Director John Krasinski follows the unexpected success of the 2018 original with a movie in which the technical achievements -- the use of sound in a story about ferocious aliens with heightened hearing abilities -- built unnerving levels of suspense.
In case you've forgotten, another reminder: The Quiet Place aliens respond to noise. Make a sound and they'll hunt you down faster than you can switch from here to another Web site.
And, no, I'm not suggesting you try that.
In the first outing, Krasinski concocted a movie in which waiting -- the simple act of having to be silent -- crackled with suspense and we marveled at the ingenuity required for a mother and father (Krasinski and his real-life wife Emily Blunt) to save their family.
Now, the attacks and their attendant noise constitute the main event: Noises trigger the attacks which proceed with fury and lots of of flashing teeth and claws. In 2021, the aliens are more than ready for their close-ups.
Fans of the first installment also remember that Krasinski's character died in that movie.
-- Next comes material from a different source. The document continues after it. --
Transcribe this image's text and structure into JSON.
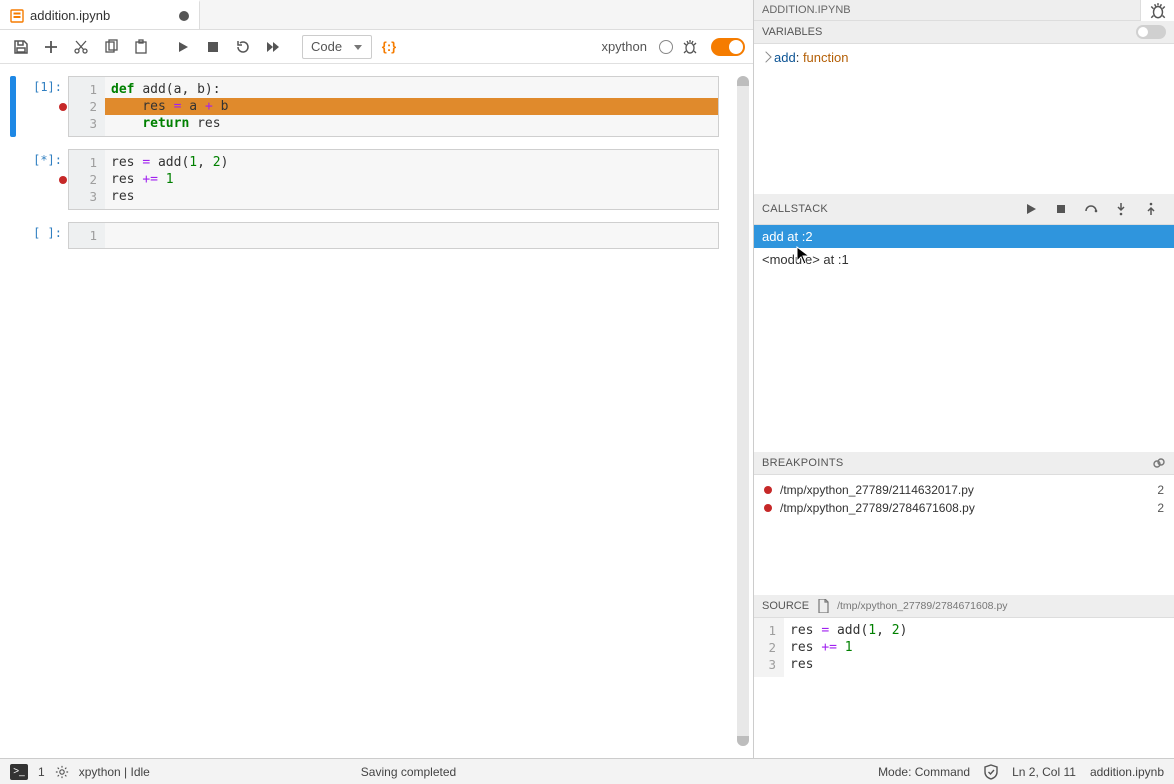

Perhaps to serve as a refresher, Krasinski opens Part II with an action-filled prologue in which he appears.
Fast and efficient, the prologue gets things off to an ominous start, introducing a couple of major characters whose issues echo throughout.
As a kid whose Little League game is interrupted by an alien invasion, Noah Jupe's Marcus must overcome a quivering lack of confidence. Millicent Simmonds portrays Marcus's sister Regan, a teenager who can't hear but who has enough smarts and courage to see things through.
Once the opening fades, Krasinski leaps ahead to the time when Blunt's character, her three children (one still an infant) are on the run without their late father to help. Most of the pre-invasion world has fallen into that most sacred of movie territories, wanton disrepair.
This is not to say that Krasinski totally succumbs to second-movie fatigue. The set pieces -- Regan entering an empty (wanna bet?) train car and Blunt racing toward safety carrying oxygen tanks -- are effectively tense. If you like jump scares, you won't be short-changed.
The story derives most of its momentum from a plotline in which Regan attempts to find a safe harbor for her family.
She's joined by a former neighbor. Emmett (a bearded Cillian Murphy) reluctantly offers the wandering Abbott family shelter before joining Regan in a search triggered by a clue: a perpetual broadcast of Bobby Darin's Beyond the Sea.
Could it be a message about a place the aliens have yet to reach?
Putting the movie's characters into separate story arcs doesn't always pay off. A cross-cutting series of sequences that shifts between Jupe and Simmonds has a pro-forma quality about it and the movie's ending feels as if someone simply decided it was time to go home.
Part II probably will make some noise at the box office and may encourage conversation about the ways in which a movie about disruptions to normal life resonates during the time of Covid.
I was jolted. I felt some of the more suspenseful moments but I wish I could tell you that in its fleet 97 minutes, Part II approached the surprise level of the original.
Like the aliens that attack suddenly and at warp speed, Part II moves quickly but leaves little in its wake. Adding nothing much by way of depth or discovery, Part II feels more like an encore than a great sequel.